[Opening DATA TO EXAMINE section]
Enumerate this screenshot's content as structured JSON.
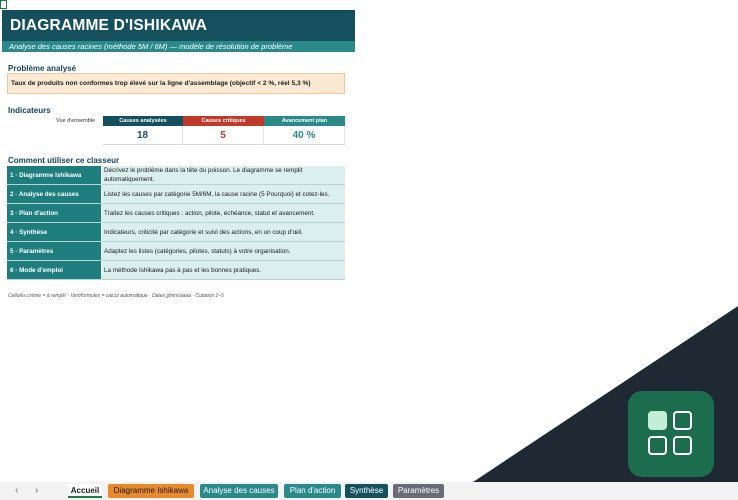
{
  "sheet": {
    "title": "DIAGRAMME D'ISHIKAWA",
    "subtitle": "Analyse des causes racines (méthode 5M / 6M) — modèle de résolution de problème"
  },
  "problem": {
    "heading": "Problème analysé",
    "text": "Taux de produits non conformes trop élevé sur la ligne d'assemblage (objectif < 2 %, réel 5,3 %)"
  },
  "indicators": {
    "heading": "Indicateurs",
    "row_label": "Vue d'ensemble",
    "items": [
      {
        "label": "Causes analysées",
        "value": "18",
        "header_color": "#15505e",
        "value_color": "#15505e"
      },
      {
        "label": "Causes critiques",
        "value": "5",
        "header_color": "#c0392b",
        "value_color": "#c0392b"
      },
      {
        "label": "Avancement plan",
        "value": "40 %",
        "header_color": "#2a8a8a",
        "value_color": "#2a8a8a"
      }
    ]
  },
  "guide": {
    "heading": "Comment utiliser ce classeur",
    "rows": [
      {
        "name": "1 · Diagramme Ishikawa",
        "desc": "Décrivez le problème dans la tête du poisson. Le diagramme se remplit automatiquement."
      },
      {
        "name": "2 · Analyse des causes",
        "desc": "Listez les causes par catégorie 5M/6M, la cause racine (5 Pourquoi) et cotez-les."
      },
      {
        "name": "3 · Plan d'action",
        "desc": "Traitez les causes critiques : action, pilote, échéance, statut et avancement."
      },
      {
        "name": "4 · Synthèse",
        "desc": "Indicateurs, criticité par catégorie et suivi des actions, en un coup d'œil."
      },
      {
        "name": "5 · Paramètres",
        "desc": "Adaptez les listes (catégories, pilotes, statuts) à votre organisation."
      },
      {
        "name": "6 · Mode d'emploi",
        "desc": "La méthode Ishikawa pas à pas et les bonnes pratiques."
      }
    ]
  },
  "legend": "Cellules crème = à remplir  ·  Vert/formules = calcul automatique  ·  Dates jj/mm/aaaa  ·  Cotation 1–5",
  "tabs": [
    {
      "label": "Accueil",
      "active": true,
      "color": "#ffffff"
    },
    {
      "label": "Diagramme Ishikawa",
      "active": false,
      "color": "#e8892b"
    },
    {
      "label": "Analyse des causes",
      "active": false,
      "color": "#2a8a8a"
    },
    {
      "label": "Plan d'action",
      "active": false,
      "color": "#2a8a8a"
    },
    {
      "label": "Synthèse",
      "active": false,
      "color": "#15505e"
    },
    {
      "label": "Paramètres",
      "active": false,
      "color": "#6b6b78"
    }
  ],
  "nav": {
    "prev": "‹",
    "next": "›"
  },
  "colors": {
    "dark_overlay": "#1f2933",
    "app_icon": "#1c6d4d"
  },
  "icon": {
    "name": "app-grid-icon"
  }
}
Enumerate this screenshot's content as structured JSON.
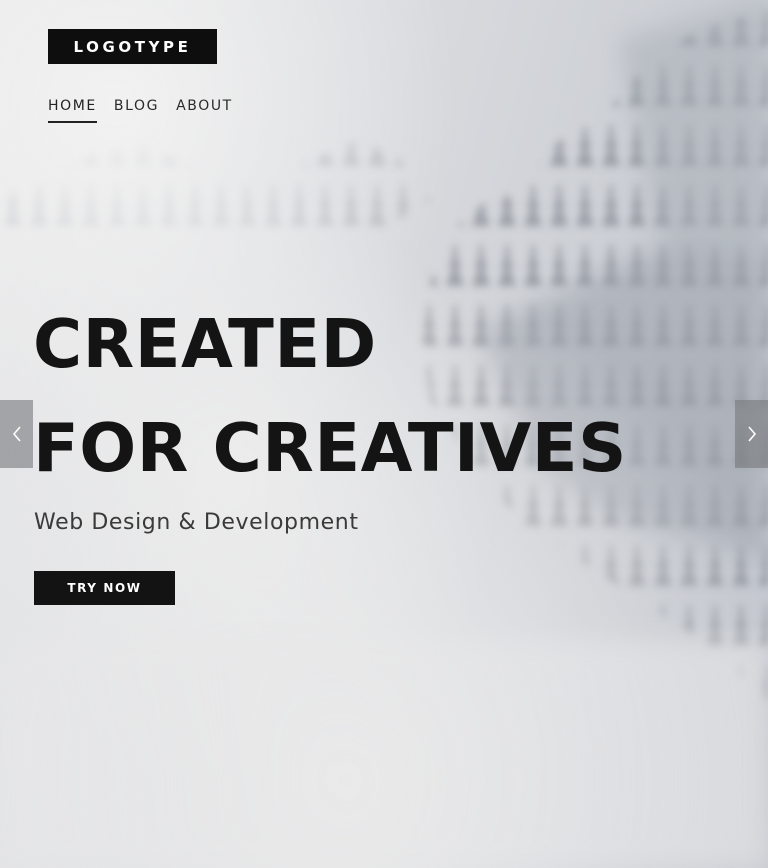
{
  "logo": {
    "text": "LOGOTYPE"
  },
  "nav": {
    "items": [
      {
        "label": "HOME",
        "active": true
      },
      {
        "label": "BLOG",
        "active": false
      },
      {
        "label": "ABOUT",
        "active": false
      }
    ]
  },
  "hero": {
    "headline_line1": "CREATED",
    "headline_line2": "FOR CREATIVES",
    "subtitle": "Web Design & Development",
    "cta_label": "TRY NOW",
    "background": "misty-forest-photo"
  },
  "slider": {
    "prev_icon": "chevron-left-icon",
    "next_icon": "chevron-right-icon"
  },
  "colors": {
    "dark": "#131313",
    "text": "#2b2b2b",
    "arrow_bg": "#797b7f",
    "mist": "#e6e6e7"
  }
}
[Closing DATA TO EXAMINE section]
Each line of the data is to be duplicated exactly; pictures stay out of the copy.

■ RESPONSE BELOW
Enumerate this screenshot's content as structured JSON.
{
  "sheet": {
    "title": "DIAGRAMME D'ISHIKAWA",
    "subtitle": "Analyse des causes racines (méthode 5M / 6M) — modèle de résolution de problème"
  },
  "problem": {
    "heading": "Problème analysé",
    "text": "Taux de produits non conformes trop élevé sur la ligne d'assemblage (objectif < 2 %, réel 5,3 %)"
  },
  "indicators": {
    "heading": "Indicateurs",
    "row_label": "Vue d'ensemble",
    "items": [
      {
        "label": "Causes analysées",
        "value": "18",
        "header_color": "#15505e",
        "value_color": "#15505e"
      },
      {
        "label": "Causes critiques",
        "value": "5",
        "header_color": "#c0392b",
        "value_color": "#c0392b"
      },
      {
        "label": "Avancement plan",
        "value": "40 %",
        "header_color": "#2a8a8a",
        "value_color": "#2a8a8a"
      }
    ]
  },
  "guide": {
    "heading": "Comment utiliser ce classeur",
    "rows": [
      {
        "name": "1 · Diagramme Ishikawa",
        "desc": "Décrivez le problème dans la tête du poisson. Le diagramme se remplit automatiquement."
      },
      {
        "name": "2 · Analyse des causes",
        "desc": "Listez les causes par catégorie 5M/6M, la cause racine (5 Pourquoi) et cotez-les."
      },
      {
        "name": "3 · Plan d'action",
        "desc": "Traitez les causes critiques : action, pilote, échéance, statut et avancement."
      },
      {
        "name": "4 · Synthèse",
        "desc": "Indicateurs, criticité par catégorie et suivi des actions, en un coup d'œil."
      },
      {
        "name": "5 · Paramètres",
        "desc": "Adaptez les listes (catégories, pilotes, statuts) à votre organisation."
      },
      {
        "name": "6 · Mode d'emploi",
        "desc": "La méthode Ishikawa pas à pas et les bonnes pratiques."
      }
    ]
  },
  "legend": "Cellules crème = à remplir  ·  Vert/formules = calcul automatique  ·  Dates jj/mm/aaaa  ·  Cotation 1–5",
  "tabs": [
    {
      "label": "Accueil",
      "active": true,
      "color": "#ffffff"
    },
    {
      "label": "Diagramme Ishikawa",
      "active": false,
      "color": "#e8892b"
    },
    {
      "label": "Analyse des causes",
      "active": false,
      "color": "#2a8a8a"
    },
    {
      "label": "Plan d'action",
      "active": false,
      "color": "#2a8a8a"
    },
    {
      "label": "Synthèse",
      "active": false,
      "color": "#15505e"
    },
    {
      "label": "Paramètres",
      "active": false,
      "color": "#6b6b78"
    }
  ],
  "nav": {
    "prev": "‹",
    "next": "›"
  },
  "colors": {
    "dark_overlay": "#1f2933",
    "app_icon": "#1c6d4d"
  },
  "icon": {
    "name": "app-grid-icon"
  }
}
Enumerate this screenshot's content as structured JSON.
{
  "logo": {
    "text": "LOGOTYPE"
  },
  "nav": {
    "items": [
      {
        "label": "HOME",
        "active": true
      },
      {
        "label": "BLOG",
        "active": false
      },
      {
        "label": "ABOUT",
        "active": false
      }
    ]
  },
  "hero": {
    "headline_line1": "CREATED",
    "headline_line2": "FOR CREATIVES",
    "subtitle": "Web Design & Development",
    "cta_label": "TRY NOW",
    "background": "misty-forest-photo"
  },
  "slider": {
    "prev_icon": "chevron-left-icon",
    "next_icon": "chevron-right-icon"
  },
  "colors": {
    "dark": "#131313",
    "text": "#2b2b2b",
    "arrow_bg": "#797b7f",
    "mist": "#e6e6e7"
  }
}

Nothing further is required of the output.